Altweb serves as a gateway to alternatives news, information, and resources on the internet and beyond. Altweb is the only free, universally available clearinghouse of information on the 3Rs of alternatives, and it is intended to serve a wide range of audiences, including: biomedical researchers, industry, the international alternatives community, the international regulatory community, Institutional Animal Care and Use Committees (lACUCs) and other institutional groups that review animal protocols, the animal welfare community, individuals and groups who work with laboratory animals (technicians, veterinarians, etc.), educators, students, and the general public.

The many resources available on Altweb include: alternatives news, a calendar of relevant meetings, a database on humane endpoints (currently inactive), a directory of funding sources for alternatives research (currently being reworked), abstracts for various alternatives-related journals, the full text of Russell and Burch's book, an extensive set of answers to Frequently Asked Questions (FAQs;), links, a special section on monoclonal antibodies (MAbs), and much more. The newest resource is a guide to searching for alternatives and a special section about refinement issues is being developed.

Altweb is managed by CAAT but has widespread, broad-based, international support, with a Project Team currently consisting of 25 member organizations representing industry, academia, animal welfare, and government/regulatory organizations in the United States, Europe, and Canada. The site draws as many as 50,000 visitors a month from more than 120 countries.

In addition to Altweb. CAAT also manages two other web sites:

  • The Center's ownsite, with in-depth information about CAAT's mission, history, and programs; technical reports and proceedings from meetings and symposia; abstracts of CAAT-funded research; CAAT publications; an online course on "Enhancing Humane Science/Improving Animal Research;" and more.
  • A World Congress web site, which offers information about the past World Congresses (including abstracts and proceedings from the 4th Congress), with a link to the site for the upcoming Congress in Berlin.

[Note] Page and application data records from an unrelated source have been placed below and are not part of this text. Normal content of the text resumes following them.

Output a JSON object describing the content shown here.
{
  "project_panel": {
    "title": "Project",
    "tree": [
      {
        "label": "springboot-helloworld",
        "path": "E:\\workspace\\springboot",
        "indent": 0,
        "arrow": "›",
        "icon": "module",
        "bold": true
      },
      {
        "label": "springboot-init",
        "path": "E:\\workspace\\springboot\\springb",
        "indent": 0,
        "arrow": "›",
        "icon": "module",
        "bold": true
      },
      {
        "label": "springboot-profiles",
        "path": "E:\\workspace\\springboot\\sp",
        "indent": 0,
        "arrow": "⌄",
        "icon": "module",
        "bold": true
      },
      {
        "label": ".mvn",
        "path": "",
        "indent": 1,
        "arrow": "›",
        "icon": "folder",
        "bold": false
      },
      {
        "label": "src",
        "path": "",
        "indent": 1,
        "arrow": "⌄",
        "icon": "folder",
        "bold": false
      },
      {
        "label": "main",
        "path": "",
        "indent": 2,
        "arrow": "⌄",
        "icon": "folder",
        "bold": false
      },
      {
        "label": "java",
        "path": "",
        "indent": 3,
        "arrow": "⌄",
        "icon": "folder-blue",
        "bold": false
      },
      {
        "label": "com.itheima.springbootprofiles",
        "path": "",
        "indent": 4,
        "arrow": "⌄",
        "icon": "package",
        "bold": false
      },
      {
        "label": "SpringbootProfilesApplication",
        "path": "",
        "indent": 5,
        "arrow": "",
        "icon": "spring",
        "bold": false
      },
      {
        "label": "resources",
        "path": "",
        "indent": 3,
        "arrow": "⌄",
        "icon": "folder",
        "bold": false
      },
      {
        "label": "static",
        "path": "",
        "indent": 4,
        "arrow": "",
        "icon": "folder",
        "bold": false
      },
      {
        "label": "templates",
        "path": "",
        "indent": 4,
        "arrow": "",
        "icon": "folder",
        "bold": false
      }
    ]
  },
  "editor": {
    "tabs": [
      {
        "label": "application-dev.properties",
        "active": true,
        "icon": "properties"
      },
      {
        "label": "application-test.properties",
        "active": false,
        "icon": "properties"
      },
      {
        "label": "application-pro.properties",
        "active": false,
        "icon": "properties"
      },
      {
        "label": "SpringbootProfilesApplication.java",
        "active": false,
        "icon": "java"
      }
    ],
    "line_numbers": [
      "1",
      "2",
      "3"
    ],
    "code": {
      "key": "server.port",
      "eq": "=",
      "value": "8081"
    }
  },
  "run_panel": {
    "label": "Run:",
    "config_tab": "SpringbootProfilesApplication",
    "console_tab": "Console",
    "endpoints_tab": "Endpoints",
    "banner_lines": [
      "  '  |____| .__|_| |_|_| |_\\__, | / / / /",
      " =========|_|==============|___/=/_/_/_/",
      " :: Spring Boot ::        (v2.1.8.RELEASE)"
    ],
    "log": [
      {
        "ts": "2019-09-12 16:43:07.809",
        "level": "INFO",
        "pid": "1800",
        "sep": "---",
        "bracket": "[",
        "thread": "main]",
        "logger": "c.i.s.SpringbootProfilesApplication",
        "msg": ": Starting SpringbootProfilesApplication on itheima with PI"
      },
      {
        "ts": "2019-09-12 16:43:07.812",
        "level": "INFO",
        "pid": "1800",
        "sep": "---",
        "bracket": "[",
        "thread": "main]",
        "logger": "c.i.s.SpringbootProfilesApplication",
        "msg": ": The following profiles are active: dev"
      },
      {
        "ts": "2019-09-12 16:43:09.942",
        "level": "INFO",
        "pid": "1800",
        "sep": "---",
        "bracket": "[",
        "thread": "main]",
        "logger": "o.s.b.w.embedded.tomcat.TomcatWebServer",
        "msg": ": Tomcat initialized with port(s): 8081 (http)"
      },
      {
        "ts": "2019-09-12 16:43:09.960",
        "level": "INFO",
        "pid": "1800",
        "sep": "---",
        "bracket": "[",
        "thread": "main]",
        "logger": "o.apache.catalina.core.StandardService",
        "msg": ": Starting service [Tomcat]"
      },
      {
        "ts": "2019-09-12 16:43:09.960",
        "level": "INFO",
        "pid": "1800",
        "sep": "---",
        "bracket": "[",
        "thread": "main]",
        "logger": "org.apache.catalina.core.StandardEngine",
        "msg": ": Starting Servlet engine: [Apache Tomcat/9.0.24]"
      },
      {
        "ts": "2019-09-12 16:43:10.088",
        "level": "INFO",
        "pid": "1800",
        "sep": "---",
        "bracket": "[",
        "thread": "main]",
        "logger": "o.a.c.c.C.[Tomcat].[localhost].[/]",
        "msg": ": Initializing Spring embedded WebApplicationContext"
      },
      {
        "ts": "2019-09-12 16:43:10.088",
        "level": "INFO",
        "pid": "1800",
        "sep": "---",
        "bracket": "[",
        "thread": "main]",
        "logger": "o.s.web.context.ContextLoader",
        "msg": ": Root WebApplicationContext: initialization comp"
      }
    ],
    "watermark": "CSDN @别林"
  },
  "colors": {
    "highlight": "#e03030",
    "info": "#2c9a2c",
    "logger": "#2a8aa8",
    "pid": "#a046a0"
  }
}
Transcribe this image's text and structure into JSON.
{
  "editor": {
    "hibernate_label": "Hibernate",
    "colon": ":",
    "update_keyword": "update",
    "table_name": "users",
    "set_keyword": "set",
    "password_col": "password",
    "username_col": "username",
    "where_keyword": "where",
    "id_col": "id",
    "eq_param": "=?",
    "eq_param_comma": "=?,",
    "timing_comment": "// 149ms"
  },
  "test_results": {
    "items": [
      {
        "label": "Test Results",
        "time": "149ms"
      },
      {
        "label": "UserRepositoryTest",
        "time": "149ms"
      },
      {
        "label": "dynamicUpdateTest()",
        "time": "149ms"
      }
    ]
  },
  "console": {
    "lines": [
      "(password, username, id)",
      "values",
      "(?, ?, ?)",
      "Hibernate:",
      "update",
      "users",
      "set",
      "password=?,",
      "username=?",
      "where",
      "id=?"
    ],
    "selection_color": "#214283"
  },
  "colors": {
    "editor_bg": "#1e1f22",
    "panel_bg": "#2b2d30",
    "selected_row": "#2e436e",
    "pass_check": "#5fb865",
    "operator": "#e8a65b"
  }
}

CAAT is part of the Johns Hopkins Bloomberg School of Public Health, and education is an important thread running through all our programs. In fact, education is the key that will make alternatives work over the long haul. In The Netherlands, for example, all biomedical students are required to go through a 3-week intensive program that addresses the proper design of animal experiments, alternative methods, animal welfare issues, and ethical aspects of animal experimentation. The course is designed to make students take a critical attitude toward animal experiments and to help them incorporate the 3Rs into their experimental design.

Currently, there is nothing comparable in the United States. CAAT has made a start, however. In February 2004, the Center launched an online course on Enhancing Humane Science — Improving Animal Research aimed at students, researchers, and laboratory technicians. The lectures include a range of subjects related to humane science, including in vitro and other replacement approaches, as well as such topics as non-invasive imaging; environmental enrichment; measurement, avoidance and relief of pain and distress; impact of stress on quality of data; and humane endpoints. This course is the first of its kind in the United States and is available free of charge here.

If students learn to think in terms of alternatives from the outset, incorporating the 3Rs when they plan experiments, including these concerns in their initial literature search, then it ceases to be some extra burden — it is simply current best practice. The trick is to get these ideas woven into the very fabric of the science they conduct. That is the way to make alternatives work over the long haul. Of course, then they will not be considered 'alternatives' any more.

I look forward to the day when my father is right — when there is no such thing as alternatives. Just humane science, the best science.